Bud was interviewed in January 1963 at the Bouffemont Sanatorium in France, where he was hospitalized with tuberculosis. In answer to a question from his French-speaking interviewer, he begins by singing the melody of his composition, "In the Mood for a Classic," which he dedicates to the "people of France." (Hear Bud playing it in the frame above marked Home 1961 #7.) He names Al Haig as a "my idea of a perfect pianist," then when pressed to name favorites, says "I told you, Al Haig," and adds Billy Kyle and Hank Jones. I noted that some YouTube users wonder if he's saying "Bud Powell," when he's actually saying, "I always did like Billy Kyle." Kyle recorded minimally as a leader, but he was a prominent member of John Kirby's popular sextet on 52nd Street in the 1930s and '40s, and later toured as a member of Louis Armstrong's All-Stars.
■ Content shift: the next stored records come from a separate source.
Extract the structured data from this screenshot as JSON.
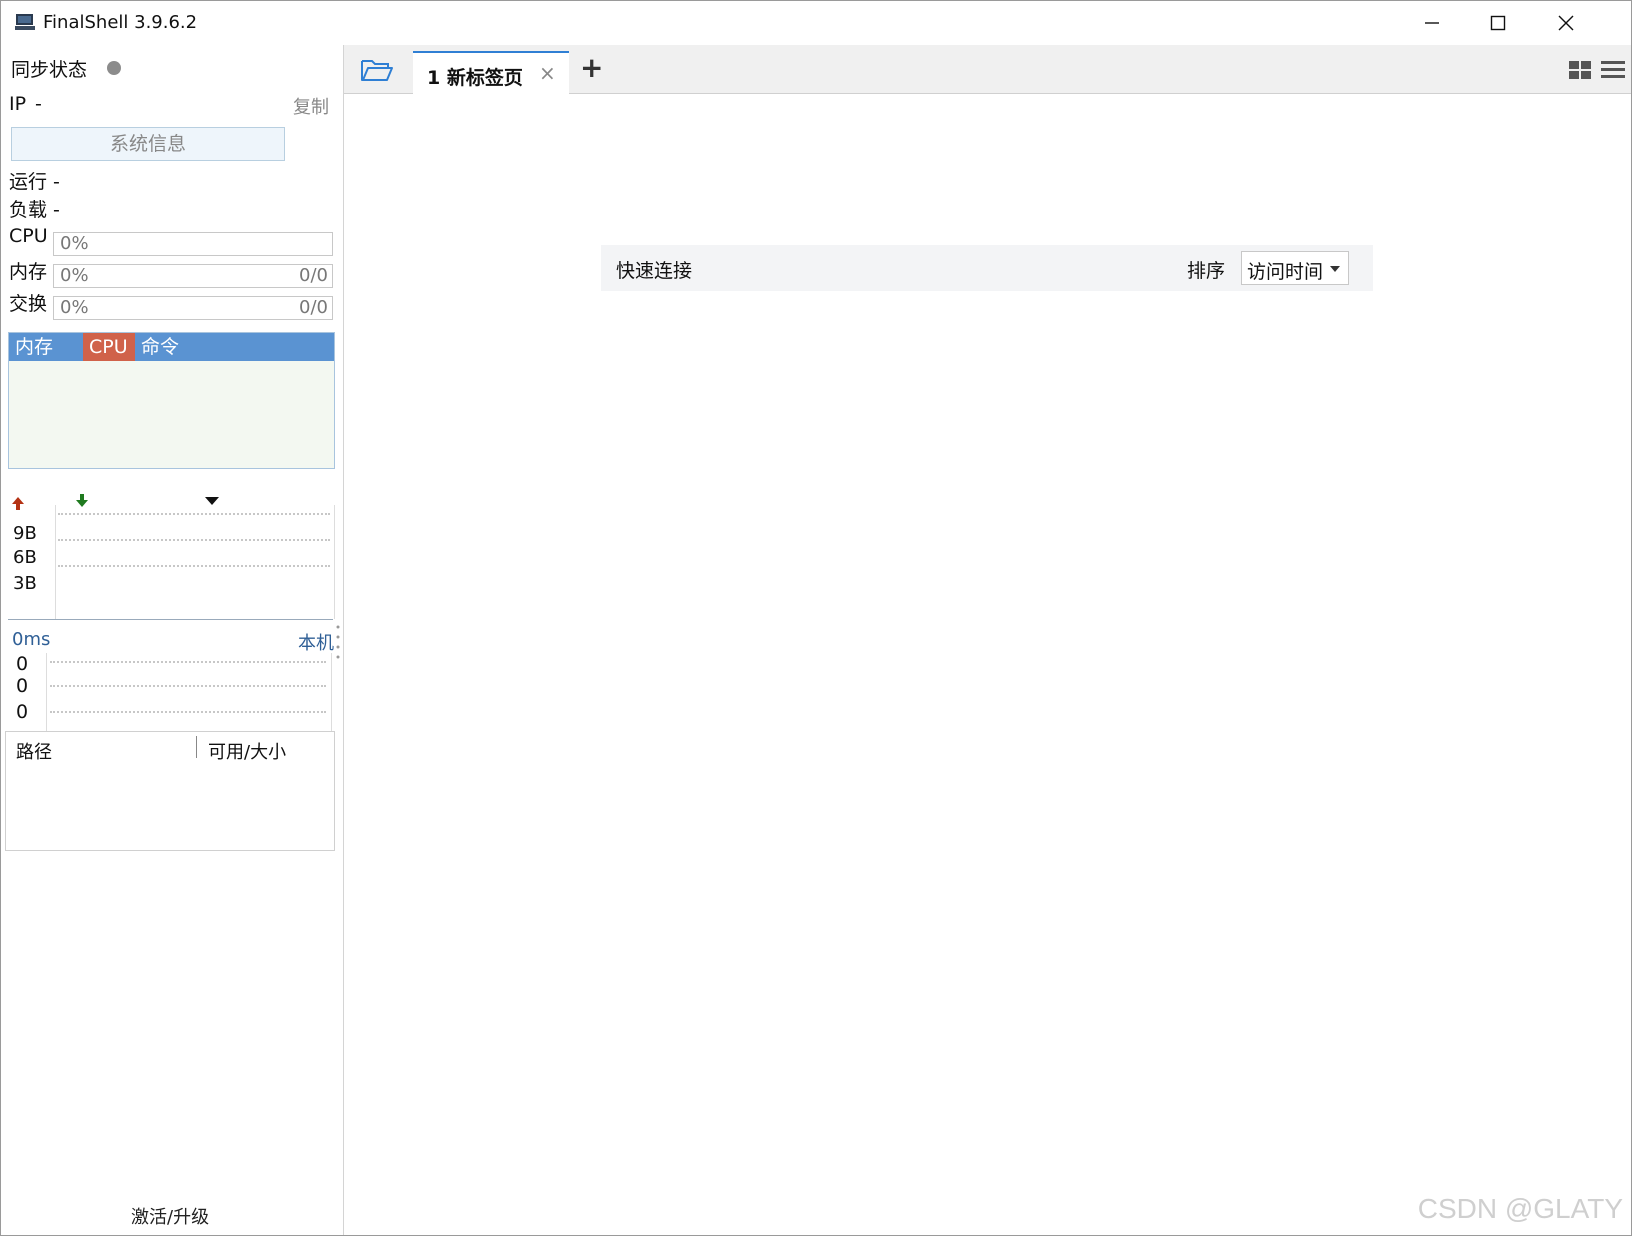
{
  "window": {
    "title": "FinalShell 3.9.6.2"
  },
  "sidebar": {
    "sync_label": "同步状态",
    "ip_label": "IP",
    "ip_value": "-",
    "copy_label": "复制",
    "sysinfo_button": "系统信息",
    "uptime_label": "运行 -",
    "load_label": "负载 -",
    "cpu": {
      "label": "CPU",
      "percent": "0%"
    },
    "memory": {
      "label": "内存",
      "percent": "0%",
      "value": "0/0"
    },
    "swap": {
      "label": "交换",
      "percent": "0%",
      "value": "0/0"
    },
    "process_tabs": [
      "内存",
      "CPU",
      "命令"
    ],
    "network": {
      "ticks": [
        "9B",
        "6B",
        "3B"
      ]
    },
    "ping": {
      "latency": "0ms",
      "target": "本机",
      "ticks": [
        "0",
        "0",
        "0"
      ]
    },
    "disk_headers": [
      "路径",
      "可用/大小"
    ],
    "activate_label": "激活/升级"
  },
  "tabs": [
    {
      "label": "1 新标签页"
    }
  ],
  "quick_connect": {
    "label": "快速连接",
    "sort_label": "排序",
    "sort_value": "访问时间"
  },
  "watermark": "CSDN @GLATY",
  "colors": {
    "accent": "#2f7fd4",
    "process_header": "#5a93d2",
    "cpu_tab": "#d0624a",
    "upload_arrow": "#b43214",
    "download_arrow": "#1f7a1f"
  }
}
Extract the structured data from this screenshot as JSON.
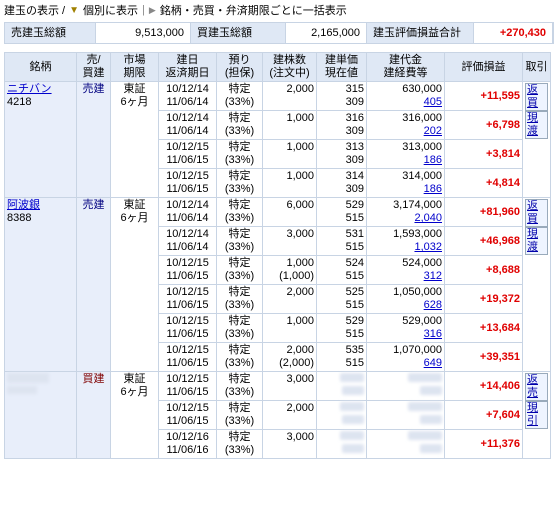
{
  "header": {
    "label_display": "建玉の表示 /",
    "label_individual": "個別に表示",
    "label_sep": "|",
    "label_bulk": "銘柄・売買・弁済期限ごとに一括表示"
  },
  "summary": {
    "sell_label": "売建玉総額",
    "sell_value": "9,513,000",
    "buy_label": "買建玉総額",
    "buy_value": "2,165,000",
    "pl_label": "建玉評価損益合計",
    "pl_value": "+270,430"
  },
  "columns": {
    "c1": "銘柄",
    "c2a": "売/",
    "c2b": "買建",
    "c3a": "市場",
    "c3b": "期限",
    "c4a": "建日",
    "c4b": "返済期日",
    "c5a": "預り",
    "c5b": "(担保)",
    "c6a": "建株数",
    "c6b": "(注文中)",
    "c7a": "建単価",
    "c7b": "現在値",
    "c8a": "建代金",
    "c8b": "建経費等",
    "c9": "評価損益",
    "c10": "取引"
  },
  "groups": [
    {
      "name": "ニチバン",
      "code": "4218",
      "side": "売建",
      "market": "東証",
      "term": "6ヶ月",
      "actions": [
        "返買",
        "現渡"
      ],
      "rows": [
        {
          "d1": "10/12/14",
          "d2": "11/06/14",
          "a1": "特定",
          "a2": "(33%)",
          "qty": "2,000",
          "ord": "",
          "p1": "315",
          "p2": "309",
          "amt": "630,000",
          "fee": "405",
          "pl": "+11,595"
        },
        {
          "d1": "10/12/14",
          "d2": "11/06/14",
          "a1": "特定",
          "a2": "(33%)",
          "qty": "1,000",
          "ord": "",
          "p1": "316",
          "p2": "309",
          "amt": "316,000",
          "fee": "202",
          "pl": "+6,798"
        },
        {
          "d1": "10/12/15",
          "d2": "11/06/15",
          "a1": "特定",
          "a2": "(33%)",
          "qty": "1,000",
          "ord": "",
          "p1": "313",
          "p2": "309",
          "amt": "313,000",
          "fee": "186",
          "pl": "+3,814"
        },
        {
          "d1": "10/12/15",
          "d2": "11/06/15",
          "a1": "特定",
          "a2": "(33%)",
          "qty": "1,000",
          "ord": "",
          "p1": "314",
          "p2": "309",
          "amt": "314,000",
          "fee": "186",
          "pl": "+4,814"
        }
      ]
    },
    {
      "name": "阿波銀",
      "code": "8388",
      "side": "売建",
      "market": "東証",
      "term": "6ヶ月",
      "actions": [
        "返買",
        "現渡"
      ],
      "rows": [
        {
          "d1": "10/12/14",
          "d2": "11/06/14",
          "a1": "特定",
          "a2": "(33%)",
          "qty": "6,000",
          "ord": "",
          "p1": "529",
          "p2": "515",
          "amt": "3,174,000",
          "fee": "2,040",
          "pl": "+81,960"
        },
        {
          "d1": "10/12/14",
          "d2": "11/06/14",
          "a1": "特定",
          "a2": "(33%)",
          "qty": "3,000",
          "ord": "",
          "p1": "531",
          "p2": "515",
          "amt": "1,593,000",
          "fee": "1,032",
          "pl": "+46,968"
        },
        {
          "d1": "10/12/15",
          "d2": "11/06/15",
          "a1": "特定",
          "a2": "(33%)",
          "qty": "1,000",
          "ord": "(1,000)",
          "p1": "524",
          "p2": "515",
          "amt": "524,000",
          "fee": "312",
          "pl": "+8,688"
        },
        {
          "d1": "10/12/15",
          "d2": "11/06/15",
          "a1": "特定",
          "a2": "(33%)",
          "qty": "2,000",
          "ord": "",
          "p1": "525",
          "p2": "515",
          "amt": "1,050,000",
          "fee": "628",
          "pl": "+19,372"
        },
        {
          "d1": "10/12/15",
          "d2": "11/06/15",
          "a1": "特定",
          "a2": "(33%)",
          "qty": "1,000",
          "ord": "",
          "p1": "529",
          "p2": "515",
          "amt": "529,000",
          "fee": "316",
          "pl": "+13,684"
        },
        {
          "d1": "10/12/15",
          "d2": "11/06/15",
          "a1": "特定",
          "a2": "(33%)",
          "qty": "2,000",
          "ord": "(2,000)",
          "p1": "535",
          "p2": "515",
          "amt": "1,070,000",
          "fee": "649",
          "pl": "+39,351"
        }
      ]
    },
    {
      "name": "",
      "code": "",
      "side": "買建",
      "market": "東証",
      "term": "6ヶ月",
      "actions": [
        "返売",
        "現引"
      ],
      "rows": [
        {
          "d1": "10/12/15",
          "d2": "11/06/15",
          "a1": "特定",
          "a2": "(33%)",
          "qty": "3,000",
          "ord": "",
          "p1": "",
          "p2": "",
          "amt": "",
          "fee": "",
          "pl": "+14,406"
        },
        {
          "d1": "10/12/15",
          "d2": "11/06/15",
          "a1": "特定",
          "a2": "(33%)",
          "qty": "2,000",
          "ord": "",
          "p1": "",
          "p2": "",
          "amt": "",
          "fee": "",
          "pl": "+7,604"
        },
        {
          "d1": "10/12/16",
          "d2": "11/06/16",
          "a1": "特定",
          "a2": "(33%)",
          "qty": "3,000",
          "ord": "",
          "p1": "",
          "p2": "",
          "amt": "",
          "fee": "",
          "pl": "+11,376"
        }
      ]
    }
  ]
}
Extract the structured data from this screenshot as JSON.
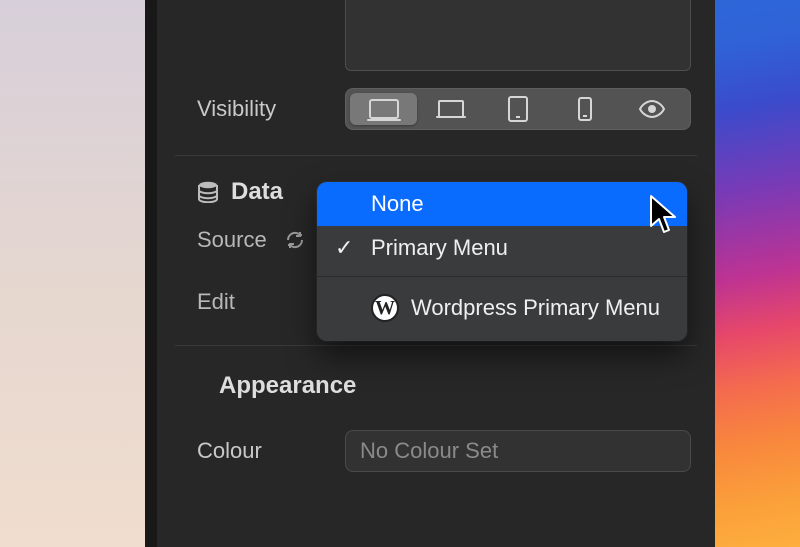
{
  "visibility": {
    "label": "Visibility"
  },
  "data_section": {
    "title": "Data",
    "source_label": "Source",
    "edit_label": "Edit"
  },
  "dropdown": {
    "items": [
      {
        "label": "None",
        "highlighted": true
      },
      {
        "label": "Primary Menu",
        "checked": true
      },
      {
        "label": "Wordpress Primary Menu",
        "wordpress": true
      }
    ]
  },
  "appearance_section": {
    "title": "Appearance",
    "colour_label": "Colour",
    "colour_value": "No Colour Set"
  }
}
In discussing his admiration for Art Tatum, he suggests a feeling of mutual respect that they had for each other. "Art Tatum used to take me out for a drive in his big Lincoln, he had a sky-blue Lincoln...I been in his car."
Bud coughs out the name "Thelonious Monk...one of my favorites from a long time ago...We used to hang out all day and all night at after-hours joints." He names Johnny Griffin as his favorite tenor, and Miles Davis on trumpet. Griff was captured on tape with Bud at various locations in Paris around this time. Based on the interlocutor's statement, he apparently named Sonny Rollins too; Rollins was a 19-year-old when he recorded with Bud and Fats Navarro in 1949. Roy Haynes was the drummer on that date, and he was on Chick Corea's Bud tribute in '97. Bud goes on to name Max Roach, Tommy Potter, and Charles Mingus, and singles out Toshiko Akiyoshi as "very good...a technical pianist." He also acknowledges Bill Evans, but notes that he hadn't seen him in person. He concludes with an optimistic note about his health; alas, Powell returned to his native New York City in 1964, and died from TB two years later at the age of 41.